After being expelled from the prestigious Sarah Lawrence College in Manhattan, New York, in 2006 for allegedly punching a woman in the face, Schulman has now been accused of sexually harassing a participant on his reality show in 2015.
In two blistering Youtube videos, Ayissha Morgan, who identifies as lesbian, talked of her experience with “Jack” – a moniker for a well-known member of the Catfish team – who she says repeatedly made her feel uncomfortable during breaks in filming.
“He just kept asking me, ‘Are you a lesbian or are you bisexual?’ I was like, ‘I’m a lesbian for the 50th f—king time’,” Morgan said in the video, which has been watched by more than 500,000 people.
From there, she says, the situation escalated.
“[Jack said] I don’t think you’re a lesbian… I don’t think you met the right guy yet,” and, Morgan alleges, proceeded to ask if she found him attractive.
Later, Morgan says the man came into her hotel room and asked her to “cuddle”.
The Catfish contestant also alleged another crew member – given the pseudonym Carol – assaulted her, explaining that after a night drinking together, she woke to find “she was on top of me.”
In a statement to PEOPLE, Schulman denied the allegations.
“The behaviour described in this video did not happen and I’m fortunate that there are a number of former colleagues who were present during this time period who are willing to speak up with the truth,” Schulman said.
“I have always been transparent about my life and would always take responsibility for my actions — but these claims are false.”
Morgan’s allegations come more than a decade after Schulman was booted from his college for physically assaulting another student.
Speaking to Vulture in 2014, the anonymous woman recounted her experience with the father-of-one: “I tapped his shoulder and he turned and hit me out of nowhere, I went down and he held me in a head lock and repeatedly punched me while I tried to get free.
“The impact broke my glasses and the rest of the night was a blur. I got off the floor, talked to police, then went home to sleep. When I woke up the next day, my face was bruised, I was hurt, and a friend urged me to go to the hospital, which I did.”
It was an incident that Schulman addressed in his 2014 book, In Real Life: Love, Lies & Identity in the Digital Age, where he wrote:
While I was photographing, an individual who didn’t like that I was taking pictures attempted to tackle me and smash my camera on the ground. Since the camera was attached to a strap around my neck, I found myself in a very unpleasant situation, much like a dog with a choke collar. In an effort to free myself, I punched the person and ran off; when I returned minutes later, I discovered that the short, stocky, crew-cut-styled individual that I’d fought with was a woman—a fact I hadn’t been aware of in the heat of the moment. The next thing I knew, I’d been arrested.
The woman involved rejected the claims that she ‘tackled’ the now-TV star, telling the publication: “I attended the dance he mentions and saw that he was taking pictures of queer couples dancing and kissing without their permission. I talked to the Student Affairs liaison at the event, who I knew from my work study job, but nothing was done about it.

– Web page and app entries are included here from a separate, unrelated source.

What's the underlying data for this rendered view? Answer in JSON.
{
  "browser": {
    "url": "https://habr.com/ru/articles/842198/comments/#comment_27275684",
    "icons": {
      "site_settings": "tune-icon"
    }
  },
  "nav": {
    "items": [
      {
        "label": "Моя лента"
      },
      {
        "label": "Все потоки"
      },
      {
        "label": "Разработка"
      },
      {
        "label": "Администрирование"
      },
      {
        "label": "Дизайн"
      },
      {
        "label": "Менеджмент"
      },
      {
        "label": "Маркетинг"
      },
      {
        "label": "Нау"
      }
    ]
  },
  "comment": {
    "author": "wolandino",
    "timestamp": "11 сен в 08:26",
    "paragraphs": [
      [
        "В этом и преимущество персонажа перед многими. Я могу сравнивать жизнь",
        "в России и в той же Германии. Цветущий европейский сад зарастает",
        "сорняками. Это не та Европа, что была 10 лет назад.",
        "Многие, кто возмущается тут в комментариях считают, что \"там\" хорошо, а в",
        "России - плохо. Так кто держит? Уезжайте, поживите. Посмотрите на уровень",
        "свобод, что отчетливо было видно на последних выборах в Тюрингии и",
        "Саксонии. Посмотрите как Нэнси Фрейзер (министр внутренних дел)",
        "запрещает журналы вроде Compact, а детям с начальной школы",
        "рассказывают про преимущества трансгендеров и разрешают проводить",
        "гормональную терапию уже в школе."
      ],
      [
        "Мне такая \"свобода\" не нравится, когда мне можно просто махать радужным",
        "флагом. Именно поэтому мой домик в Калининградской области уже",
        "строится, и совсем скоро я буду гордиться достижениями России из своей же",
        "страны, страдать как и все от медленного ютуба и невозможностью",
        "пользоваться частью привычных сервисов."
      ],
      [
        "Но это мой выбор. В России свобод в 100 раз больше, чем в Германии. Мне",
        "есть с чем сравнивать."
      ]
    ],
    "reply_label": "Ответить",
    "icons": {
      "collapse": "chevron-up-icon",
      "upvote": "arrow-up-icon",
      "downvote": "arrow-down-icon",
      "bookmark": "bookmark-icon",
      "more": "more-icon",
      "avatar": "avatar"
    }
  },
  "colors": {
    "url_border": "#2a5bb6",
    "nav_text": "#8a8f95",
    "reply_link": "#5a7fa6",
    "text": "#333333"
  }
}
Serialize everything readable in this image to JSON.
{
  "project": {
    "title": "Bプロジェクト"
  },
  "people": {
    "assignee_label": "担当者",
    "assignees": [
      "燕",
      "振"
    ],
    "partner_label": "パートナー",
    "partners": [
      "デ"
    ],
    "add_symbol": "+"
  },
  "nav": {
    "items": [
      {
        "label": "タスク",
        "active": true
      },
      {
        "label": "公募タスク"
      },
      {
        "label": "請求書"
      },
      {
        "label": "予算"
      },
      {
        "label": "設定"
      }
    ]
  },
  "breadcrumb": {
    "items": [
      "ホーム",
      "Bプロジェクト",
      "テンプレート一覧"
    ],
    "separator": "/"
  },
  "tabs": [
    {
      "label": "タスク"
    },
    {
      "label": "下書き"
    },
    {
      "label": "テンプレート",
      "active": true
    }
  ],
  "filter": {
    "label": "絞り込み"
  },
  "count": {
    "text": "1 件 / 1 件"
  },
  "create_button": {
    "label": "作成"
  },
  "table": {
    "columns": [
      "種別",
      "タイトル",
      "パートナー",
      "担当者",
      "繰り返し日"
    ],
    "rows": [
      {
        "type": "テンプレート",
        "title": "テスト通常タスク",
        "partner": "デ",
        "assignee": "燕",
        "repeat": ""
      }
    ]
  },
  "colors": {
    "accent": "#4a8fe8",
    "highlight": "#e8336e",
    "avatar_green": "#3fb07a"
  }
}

“I confronted him, and asked him to stop taking pictures. I didn’t tackle him and I certainly didn’t choke him with his camera strap.”
Late last week, MTV announced that production of its flagship show has been halted, while an investigation into the Youtuber’s allegations takes place.
“We take these allegations very seriously,” a spokesperson told PEOPLE.
“We’re working with Critical Content, our third-party production company, to conduct a thorough investigation and we’ve put a pause on shooting until the investigation is completed.”